Aaron Dignan, quoted by smartplanet earlier this year:
Imagine playing a game where you only get feedback once a year in an annual review? It would be the worst game ever. And yet, that’s the game we play at work.
My last job prioritized production over team feedback. It was, of course, not by design, and nobody would have actually articulated anything to that point, but looking back I regret not speaking up. But the nature of the company was that projects were sold before the infrastructure to deliver them was in place, and the result was that we were - at least during my time there - always behind schedule. Efforts were made to emphasize team building and open communication, but when projects are late by as much time as they were originally projected to be completed in, it's difficult to put much energy into anything but hurrying the hell up.
In the end, I was complicit in these tendencies as well. I can distinctly recall the spacey way in which I would listen to my reports talk about their families; I absorbed as much as I needed in order to ask a question from time to time, but I wouldn't say I put a ton of effort into *really* hearing them.
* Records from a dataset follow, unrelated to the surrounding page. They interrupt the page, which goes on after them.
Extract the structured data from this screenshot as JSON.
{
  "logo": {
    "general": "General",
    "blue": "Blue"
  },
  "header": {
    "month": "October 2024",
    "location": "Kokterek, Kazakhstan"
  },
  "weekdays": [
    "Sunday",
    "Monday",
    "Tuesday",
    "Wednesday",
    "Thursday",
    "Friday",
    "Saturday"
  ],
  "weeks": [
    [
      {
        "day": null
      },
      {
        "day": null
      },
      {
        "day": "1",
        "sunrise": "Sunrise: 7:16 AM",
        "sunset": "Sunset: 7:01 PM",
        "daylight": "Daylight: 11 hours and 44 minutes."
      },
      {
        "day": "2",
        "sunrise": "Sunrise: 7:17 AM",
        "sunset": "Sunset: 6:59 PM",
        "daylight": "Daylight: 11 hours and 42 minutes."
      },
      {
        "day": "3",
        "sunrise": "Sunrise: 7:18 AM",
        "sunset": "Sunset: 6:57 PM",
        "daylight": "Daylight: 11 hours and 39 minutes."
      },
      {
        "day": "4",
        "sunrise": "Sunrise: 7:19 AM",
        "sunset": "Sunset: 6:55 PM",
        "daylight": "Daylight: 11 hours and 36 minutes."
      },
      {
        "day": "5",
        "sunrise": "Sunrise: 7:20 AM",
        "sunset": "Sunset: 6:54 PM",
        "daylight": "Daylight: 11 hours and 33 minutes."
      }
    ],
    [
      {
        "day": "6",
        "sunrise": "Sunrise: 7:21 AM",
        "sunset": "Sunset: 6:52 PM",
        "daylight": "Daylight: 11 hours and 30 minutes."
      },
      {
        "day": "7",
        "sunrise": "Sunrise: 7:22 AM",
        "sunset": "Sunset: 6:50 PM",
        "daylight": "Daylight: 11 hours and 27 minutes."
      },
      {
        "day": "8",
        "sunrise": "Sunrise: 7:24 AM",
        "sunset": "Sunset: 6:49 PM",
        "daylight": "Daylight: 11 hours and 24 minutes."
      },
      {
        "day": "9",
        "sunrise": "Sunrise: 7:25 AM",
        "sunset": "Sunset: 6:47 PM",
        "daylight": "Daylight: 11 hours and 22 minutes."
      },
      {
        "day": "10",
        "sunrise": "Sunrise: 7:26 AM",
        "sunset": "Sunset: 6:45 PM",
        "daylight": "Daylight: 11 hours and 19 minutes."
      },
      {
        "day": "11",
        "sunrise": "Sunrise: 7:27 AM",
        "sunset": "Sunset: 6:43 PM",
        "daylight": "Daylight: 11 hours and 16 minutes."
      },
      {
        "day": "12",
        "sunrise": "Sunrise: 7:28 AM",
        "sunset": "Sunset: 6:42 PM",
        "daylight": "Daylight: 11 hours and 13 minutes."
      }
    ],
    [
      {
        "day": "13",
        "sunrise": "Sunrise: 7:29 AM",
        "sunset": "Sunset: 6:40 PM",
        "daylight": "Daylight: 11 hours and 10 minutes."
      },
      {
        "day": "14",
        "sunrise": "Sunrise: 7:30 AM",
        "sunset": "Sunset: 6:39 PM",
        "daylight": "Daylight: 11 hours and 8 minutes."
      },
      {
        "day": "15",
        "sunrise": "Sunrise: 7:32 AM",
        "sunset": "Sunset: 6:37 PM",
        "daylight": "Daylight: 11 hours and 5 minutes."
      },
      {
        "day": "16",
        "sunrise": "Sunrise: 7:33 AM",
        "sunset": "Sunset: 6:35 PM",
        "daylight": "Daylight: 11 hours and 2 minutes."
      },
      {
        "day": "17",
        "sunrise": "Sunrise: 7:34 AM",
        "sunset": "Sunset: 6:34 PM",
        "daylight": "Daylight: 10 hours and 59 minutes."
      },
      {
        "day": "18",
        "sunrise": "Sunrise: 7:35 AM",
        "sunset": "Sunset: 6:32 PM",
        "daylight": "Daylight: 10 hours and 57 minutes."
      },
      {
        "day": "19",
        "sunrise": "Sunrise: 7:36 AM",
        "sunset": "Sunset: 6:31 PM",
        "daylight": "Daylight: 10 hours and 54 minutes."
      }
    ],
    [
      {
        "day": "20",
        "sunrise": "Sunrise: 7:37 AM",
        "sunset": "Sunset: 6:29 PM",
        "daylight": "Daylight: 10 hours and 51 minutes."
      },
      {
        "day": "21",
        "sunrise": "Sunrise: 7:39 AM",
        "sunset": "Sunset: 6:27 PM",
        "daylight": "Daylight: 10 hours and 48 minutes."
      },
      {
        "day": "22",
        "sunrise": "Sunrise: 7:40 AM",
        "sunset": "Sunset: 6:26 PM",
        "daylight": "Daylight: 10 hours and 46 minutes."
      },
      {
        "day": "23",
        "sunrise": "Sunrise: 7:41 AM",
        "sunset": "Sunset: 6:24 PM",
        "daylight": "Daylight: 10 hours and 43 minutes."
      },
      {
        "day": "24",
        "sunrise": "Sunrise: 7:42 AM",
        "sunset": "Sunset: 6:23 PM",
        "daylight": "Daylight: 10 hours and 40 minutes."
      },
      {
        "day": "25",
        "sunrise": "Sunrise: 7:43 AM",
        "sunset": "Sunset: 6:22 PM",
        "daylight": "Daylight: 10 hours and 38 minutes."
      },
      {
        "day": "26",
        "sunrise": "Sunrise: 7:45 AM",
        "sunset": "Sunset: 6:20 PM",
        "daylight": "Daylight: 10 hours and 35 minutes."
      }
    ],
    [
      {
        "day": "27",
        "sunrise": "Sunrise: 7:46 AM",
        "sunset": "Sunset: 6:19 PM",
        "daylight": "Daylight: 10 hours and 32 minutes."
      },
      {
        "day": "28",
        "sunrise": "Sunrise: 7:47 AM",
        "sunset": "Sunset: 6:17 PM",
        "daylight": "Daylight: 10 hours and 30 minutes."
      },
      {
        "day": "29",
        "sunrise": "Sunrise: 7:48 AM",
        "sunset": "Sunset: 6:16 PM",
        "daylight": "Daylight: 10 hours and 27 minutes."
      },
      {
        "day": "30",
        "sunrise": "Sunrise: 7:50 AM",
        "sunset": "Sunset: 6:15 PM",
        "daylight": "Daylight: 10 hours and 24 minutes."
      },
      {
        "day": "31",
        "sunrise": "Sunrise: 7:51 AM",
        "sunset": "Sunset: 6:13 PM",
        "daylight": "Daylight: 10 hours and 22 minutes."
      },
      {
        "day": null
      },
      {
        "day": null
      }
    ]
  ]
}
I was careful to provide positive feedback when warranted (and negative feedback when necessary), but our product's long term prospects were too hazy - and my own feelings about the company were too conflicted - for me to really engage in the discussions that I'm sure mattered most.